• [Input material]
◆ ◆ ◆ ◆ ◆
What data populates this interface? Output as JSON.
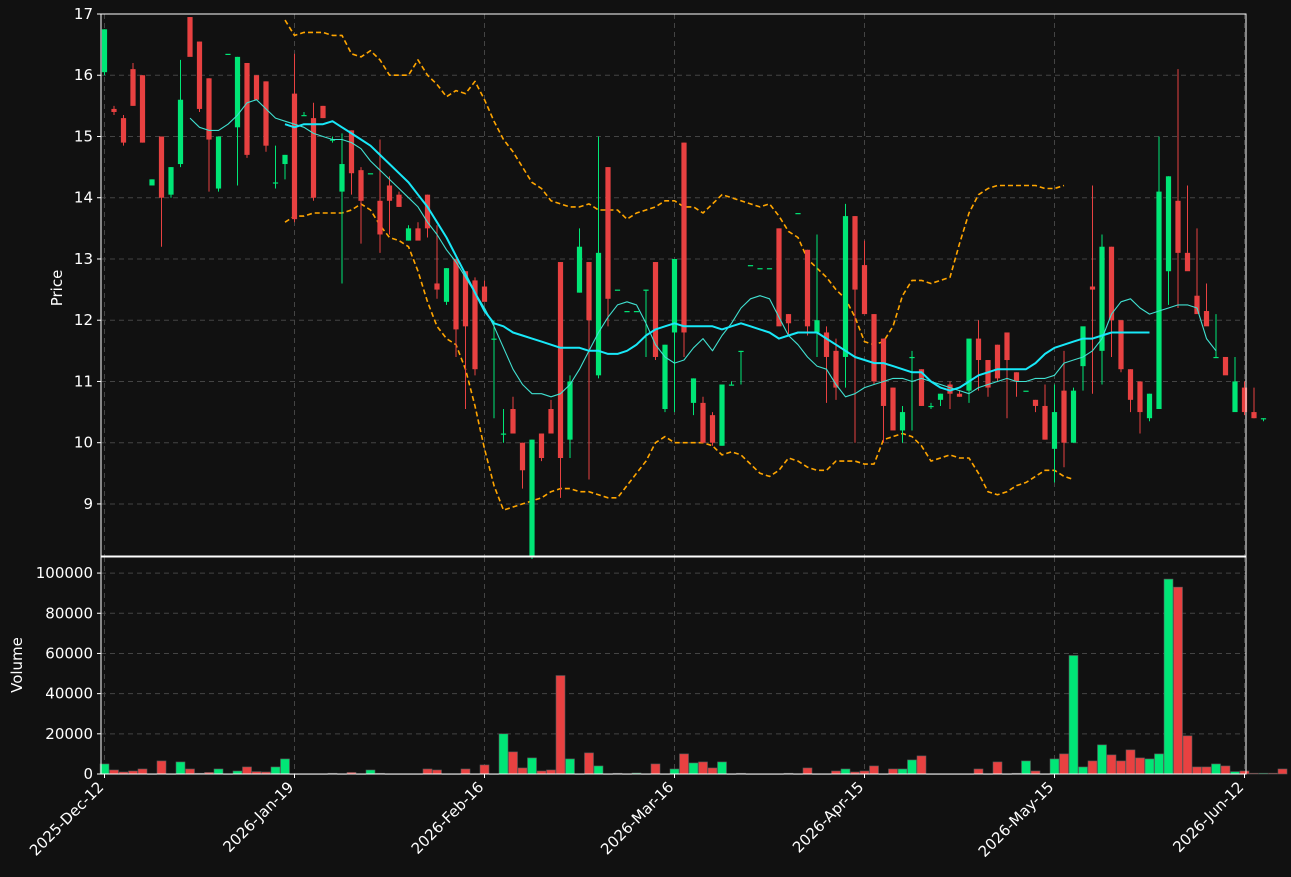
{
  "theme": {
    "background": "#111111",
    "up_color": "#00e676",
    "down_color": "#e84141",
    "ma_fast_color": "#40e0d0",
    "ma_slow_color": "#18e8f8",
    "band_color": "#ffa500",
    "grid_color": "#444444"
  },
  "chart_data": {
    "type": "candlestick",
    "price_panel": {
      "ylabel": "Price",
      "ylim": [
        8.15,
        17.0
      ],
      "yticks": [
        9,
        10,
        11,
        12,
        13,
        14,
        15,
        16,
        17
      ]
    },
    "volume_panel": {
      "ylabel": "Volume",
      "ylim": [
        0,
        108000
      ],
      "yticks": [
        0,
        20000,
        40000,
        60000,
        80000,
        100000
      ]
    },
    "x_tick_labels": [
      "2025-Dec-12",
      "2026-Jan-19",
      "2026-Feb-16",
      "2026-Mar-16",
      "2026-Apr-15",
      "2026-May-15",
      "2026-Jun-12"
    ],
    "x_tick_index": [
      0,
      20,
      40,
      60,
      80,
      100,
      120
    ],
    "grid": true,
    "series": [
      {
        "name": "ohlc",
        "o": [
          16.05,
          15.45,
          15.3,
          16.1,
          16.0,
          14.2,
          15.0,
          14.05,
          14.55,
          16.95,
          16.55,
          15.95,
          14.15,
          16.35,
          15.15,
          16.2,
          16.0,
          15.9,
          14.25,
          14.55,
          15.7,
          15.35,
          15.3,
          15.5,
          14.95,
          14.1,
          15.1,
          14.45,
          14.4,
          13.95,
          14.2,
          14.05,
          13.3,
          13.5,
          14.05,
          12.6,
          12.3,
          13.0,
          12.8,
          12.65,
          12.55,
          11.7,
          10.15,
          10.55,
          10.0,
          8.15,
          10.15,
          10.55,
          12.95,
          10.05,
          12.45,
          12.95,
          11.1,
          14.5,
          12.5,
          12.15,
          12.15,
          12.5,
          12.95,
          10.55,
          11.8,
          14.9,
          10.65,
          10.65,
          10.45,
          9.95,
          10.95,
          11.5,
          12.9,
          12.85,
          12.85,
          13.5,
          12.1,
          13.75,
          13.15,
          11.8,
          11.8,
          11.5,
          11.4,
          13.7,
          12.9,
          12.1,
          11.7,
          10.9,
          10.2,
          11.4,
          11.2,
          10.6,
          10.7,
          10.95,
          10.8,
          10.85,
          11.7,
          11.35,
          11.6,
          11.8,
          11.15,
          10.85,
          10.7,
          10.6,
          9.9,
          10.85,
          10.0,
          11.25,
          12.55,
          11.5,
          13.2,
          12.0,
          11.2,
          11.0,
          10.4,
          10.55,
          12.8,
          13.95,
          13.1,
          12.4,
          12.15,
          11.4,
          11.4,
          10.5,
          10.9,
          10.5,
          10.4
        ],
        "h": [
          16.75,
          15.5,
          15.35,
          16.2,
          16.0,
          14.3,
          15.0,
          14.5,
          16.25,
          16.95,
          16.55,
          15.95,
          15.0,
          16.35,
          16.3,
          16.2,
          16.0,
          15.9,
          14.85,
          14.7,
          16.35,
          15.4,
          15.55,
          15.5,
          15.0,
          15.05,
          15.1,
          14.5,
          14.4,
          14.95,
          14.35,
          14.1,
          13.55,
          13.6,
          14.05,
          13.55,
          12.85,
          13.0,
          12.8,
          12.7,
          12.65,
          12.0,
          10.55,
          10.75,
          10.0,
          10.05,
          10.15,
          10.7,
          12.95,
          11.1,
          13.5,
          12.95,
          15.0,
          14.5,
          12.5,
          12.15,
          12.15,
          12.5,
          12.95,
          11.6,
          13.0,
          14.9,
          11.05,
          10.75,
          10.5,
          10.95,
          11.0,
          11.5,
          12.9,
          12.85,
          12.85,
          13.5,
          12.1,
          13.75,
          13.15,
          13.4,
          11.9,
          11.7,
          13.9,
          13.7,
          13.3,
          12.1,
          11.7,
          10.9,
          10.6,
          11.5,
          11.2,
          10.65,
          10.8,
          11.0,
          10.85,
          11.25,
          12.0,
          11.35,
          11.6,
          11.8,
          11.15,
          10.85,
          10.7,
          10.95,
          10.95,
          11.5,
          10.9,
          11.45,
          14.2,
          13.4,
          13.2,
          12.0,
          11.2,
          11.0,
          10.8,
          15.0,
          14.35,
          16.1,
          14.2,
          13.5,
          12.6,
          12.1,
          11.4,
          11.4,
          11.0,
          10.9,
          10.4,
          10.55
        ],
        "l": [
          16.0,
          15.35,
          14.85,
          15.5,
          14.9,
          14.2,
          13.2,
          14.0,
          14.5,
          16.45,
          15.4,
          14.1,
          14.1,
          16.35,
          14.2,
          14.65,
          15.6,
          14.75,
          14.15,
          14.3,
          13.6,
          15.35,
          13.95,
          15.3,
          14.9,
          12.6,
          14.05,
          13.25,
          14.4,
          13.1,
          13.4,
          13.85,
          13.3,
          13.4,
          13.35,
          12.35,
          12.25,
          11.4,
          10.55,
          11.1,
          12.35,
          10.4,
          10.0,
          10.15,
          9.25,
          8.1,
          9.7,
          10.15,
          9.1,
          9.75,
          12.45,
          9.4,
          11.05,
          11.9,
          12.5,
          12.15,
          12.15,
          11.4,
          11.35,
          10.5,
          10.5,
          11.4,
          10.45,
          10.0,
          9.95,
          9.95,
          10.95,
          10.95,
          12.9,
          12.85,
          12.85,
          12.75,
          11.75,
          13.75,
          11.75,
          11.4,
          10.65,
          10.7,
          10.9,
          10.0,
          12.1,
          10.95,
          10.0,
          10.55,
          10.0,
          10.2,
          10.6,
          10.55,
          10.6,
          10.55,
          10.75,
          10.65,
          10.85,
          10.75,
          11.0,
          10.4,
          10.75,
          10.85,
          10.5,
          10.05,
          9.35,
          9.6,
          10.0,
          10.85,
          10.8,
          10.95,
          11.4,
          11.15,
          10.5,
          10.15,
          10.35,
          10.55,
          12.25,
          12.2,
          13.1,
          12.3,
          11.95,
          11.4,
          11.35,
          11.0,
          10.45,
          10.4,
          10.35,
          10.3
        ],
        "c": [
          16.75,
          15.4,
          14.9,
          15.5,
          14.9,
          14.3,
          14.0,
          14.5,
          15.6,
          16.3,
          15.45,
          14.95,
          15.0,
          16.35,
          16.3,
          14.7,
          15.6,
          14.85,
          14.25,
          14.7,
          13.65,
          15.35,
          14.0,
          15.3,
          14.95,
          14.55,
          14.4,
          13.95,
          14.4,
          13.4,
          13.95,
          13.85,
          13.5,
          13.3,
          13.5,
          12.5,
          12.85,
          11.85,
          11.9,
          11.2,
          12.3,
          11.7,
          10.15,
          10.15,
          9.55,
          10.05,
          9.75,
          10.15,
          9.75,
          11.0,
          13.2,
          12.0,
          13.1,
          12.35,
          12.5,
          12.15,
          12.15,
          12.5,
          11.4,
          11.6,
          13.0,
          11.8,
          11.05,
          10.0,
          10.0,
          10.95,
          10.95,
          11.5,
          12.9,
          12.85,
          12.85,
          11.9,
          11.95,
          13.75,
          11.9,
          12.0,
          11.4,
          10.9,
          13.7,
          12.5,
          12.1,
          11.0,
          10.6,
          10.2,
          10.5,
          11.4,
          10.6,
          10.6,
          10.8,
          10.8,
          10.75,
          11.7,
          11.35,
          10.9,
          11.05,
          11.35,
          11.0,
          10.85,
          10.6,
          10.05,
          10.5,
          10.0,
          10.85,
          11.9,
          12.5,
          13.2,
          12.0,
          11.2,
          10.7,
          10.5,
          10.8,
          14.1,
          14.35,
          13.1,
          12.8,
          12.1,
          11.9,
          11.4,
          11.1,
          11.0,
          10.5,
          10.4,
          10.4,
          10.5
        ]
      },
      {
        "name": "volume",
        "values": [
          5000,
          2000,
          1000,
          1500,
          2500,
          0,
          6500,
          0,
          6000,
          2500,
          400,
          800,
          2500,
          0,
          1500,
          3500,
          1200,
          1000,
          3500,
          7500,
          0,
          0,
          0,
          0,
          400,
          0,
          800,
          0,
          2000,
          400,
          0,
          0,
          0,
          0,
          2500,
          2000,
          0,
          0,
          2500,
          0,
          4500,
          0,
          20000,
          11000,
          3000,
          8000,
          1500,
          2000,
          49000,
          7500,
          0,
          10500,
          4000,
          0,
          400,
          0,
          500,
          0,
          5000,
          0,
          2500,
          10000,
          5500,
          6000,
          3000,
          6000,
          0,
          400,
          0,
          0,
          0,
          0,
          400,
          0,
          3000,
          0,
          0,
          1500,
          2500,
          1000,
          1500,
          4000,
          0,
          2500,
          2500,
          7000,
          9000,
          0,
          0,
          0,
          0,
          0,
          2500,
          0,
          6000,
          0,
          400,
          6500,
          1500,
          0,
          7500,
          10000,
          59000,
          3500,
          6500,
          14500,
          9500,
          6500,
          12000,
          8000,
          7500,
          10000,
          97000,
          93000,
          19000,
          3500,
          3500,
          5000,
          4000,
          1200,
          1500,
          400,
          400,
          400,
          2500
        ]
      },
      {
        "name": "ma_fast",
        "values": [
          null,
          null,
          null,
          null,
          null,
          null,
          null,
          null,
          null,
          15.3,
          15.15,
          15.1,
          15.1,
          15.2,
          15.35,
          15.55,
          15.6,
          15.45,
          15.3,
          15.25,
          15.2,
          15.15,
          15.05,
          15.0,
          14.95,
          14.95,
          14.9,
          14.8,
          14.6,
          14.45,
          14.3,
          14.15,
          14.0,
          13.85,
          13.6,
          13.4,
          13.15,
          12.95,
          12.7,
          12.45,
          12.2,
          11.9,
          11.55,
          11.2,
          10.95,
          10.8,
          10.8,
          10.75,
          10.8,
          10.95,
          11.2,
          11.5,
          11.8,
          12.05,
          12.25,
          12.3,
          12.25,
          11.95,
          11.6,
          11.4,
          11.3,
          11.35,
          11.55,
          11.7,
          11.5,
          11.75,
          11.95,
          12.2,
          12.35,
          12.4,
          12.35,
          12.05,
          11.75,
          11.6,
          11.4,
          11.25,
          11.2,
          10.95,
          10.75,
          10.8,
          10.9,
          10.95,
          11.0,
          11.05,
          11.05,
          11.0,
          11.05,
          11.0,
          10.95,
          10.9,
          10.85,
          10.8,
          10.9,
          10.95,
          11.0,
          11.05,
          11.0,
          11.0,
          11.05,
          11.05,
          11.1,
          11.3,
          11.35,
          11.4,
          11.5,
          11.7,
          12.1,
          12.3,
          12.35,
          12.2,
          12.1,
          12.15,
          12.2,
          12.25,
          12.25,
          12.2,
          11.7,
          11.5
        ]
      },
      {
        "name": "ma_slow",
        "values": [
          null,
          null,
          null,
          null,
          null,
          null,
          null,
          null,
          null,
          null,
          null,
          null,
          null,
          null,
          null,
          null,
          null,
          null,
          null,
          15.2,
          15.15,
          15.2,
          15.2,
          15.2,
          15.25,
          15.15,
          15.05,
          14.95,
          14.85,
          14.7,
          14.55,
          14.4,
          14.25,
          14.05,
          13.85,
          13.6,
          13.35,
          13.05,
          12.75,
          12.45,
          12.15,
          11.95,
          11.9,
          11.8,
          11.75,
          11.7,
          11.65,
          11.6,
          11.55,
          11.55,
          11.55,
          11.5,
          11.5,
          11.45,
          11.45,
          11.5,
          11.6,
          11.75,
          11.85,
          11.9,
          11.95,
          11.9,
          11.9,
          11.9,
          11.9,
          11.85,
          11.9,
          11.95,
          11.9,
          11.85,
          11.8,
          11.7,
          11.75,
          11.8,
          11.8,
          11.8,
          11.7,
          11.6,
          11.5,
          11.4,
          11.35,
          11.3,
          11.3,
          11.25,
          11.2,
          11.15,
          11.15,
          11.0,
          10.9,
          10.85,
          10.9,
          11.0,
          11.1,
          11.15,
          11.2,
          11.2,
          11.2,
          11.2,
          11.3,
          11.45,
          11.55,
          11.6,
          11.65,
          11.7,
          11.7,
          11.75,
          11.8,
          11.8,
          11.8,
          11.8,
          11.8
        ]
      },
      {
        "name": "band_upper",
        "values": [
          null,
          null,
          null,
          null,
          null,
          null,
          null,
          null,
          null,
          null,
          null,
          null,
          null,
          null,
          null,
          null,
          null,
          null,
          null,
          16.9,
          16.65,
          16.7,
          16.7,
          16.7,
          16.65,
          16.65,
          16.35,
          16.3,
          16.4,
          16.25,
          16.0,
          16.0,
          16.0,
          16.25,
          16.0,
          15.85,
          15.65,
          15.75,
          15.7,
          15.9,
          15.6,
          15.25,
          14.95,
          14.75,
          14.5,
          14.25,
          14.15,
          13.95,
          13.9,
          13.85,
          13.85,
          13.9,
          13.8,
          13.8,
          13.8,
          13.65,
          13.75,
          13.8,
          13.85,
          13.95,
          13.95,
          13.85,
          13.85,
          13.75,
          13.9,
          14.05,
          14.0,
          13.95,
          13.9,
          13.85,
          13.9,
          13.7,
          13.45,
          13.35,
          13.0,
          12.85,
          12.7,
          12.5,
          12.35,
          12.05,
          11.65,
          11.6,
          11.65,
          11.9,
          12.4,
          12.65,
          12.65,
          12.6,
          12.65,
          12.7,
          13.25,
          13.75,
          14.05,
          14.15,
          14.2,
          14.2,
          14.2,
          14.2,
          14.2,
          14.15,
          14.15,
          14.2
        ]
      },
      {
        "name": "band_lower",
        "values": [
          null,
          null,
          null,
          null,
          null,
          null,
          null,
          null,
          null,
          null,
          null,
          null,
          null,
          null,
          null,
          null,
          null,
          null,
          null,
          13.6,
          13.7,
          13.7,
          13.75,
          13.75,
          13.75,
          13.75,
          13.8,
          13.9,
          13.8,
          13.55,
          13.35,
          13.3,
          13.2,
          12.8,
          12.3,
          11.9,
          11.7,
          11.6,
          11.2,
          10.6,
          9.9,
          9.3,
          8.9,
          8.95,
          9.0,
          9.05,
          9.1,
          9.2,
          9.25,
          9.25,
          9.2,
          9.2,
          9.15,
          9.1,
          9.1,
          9.3,
          9.5,
          9.7,
          10.0,
          10.1,
          10.0,
          10.0,
          10.0,
          10.0,
          9.95,
          9.8,
          9.85,
          9.8,
          9.65,
          9.5,
          9.45,
          9.55,
          9.75,
          9.7,
          9.6,
          9.55,
          9.55,
          9.7,
          9.7,
          9.7,
          9.65,
          9.65,
          10.05,
          10.1,
          10.15,
          10.1,
          9.95,
          9.7,
          9.75,
          9.8,
          9.75,
          9.75,
          9.5,
          9.2,
          9.15,
          9.2,
          9.3,
          9.35,
          9.45,
          9.55,
          9.55,
          9.45,
          9.4
        ]
      }
    ]
  }
}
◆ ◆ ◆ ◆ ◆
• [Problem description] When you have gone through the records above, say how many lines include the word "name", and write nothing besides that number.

• [Your response] 6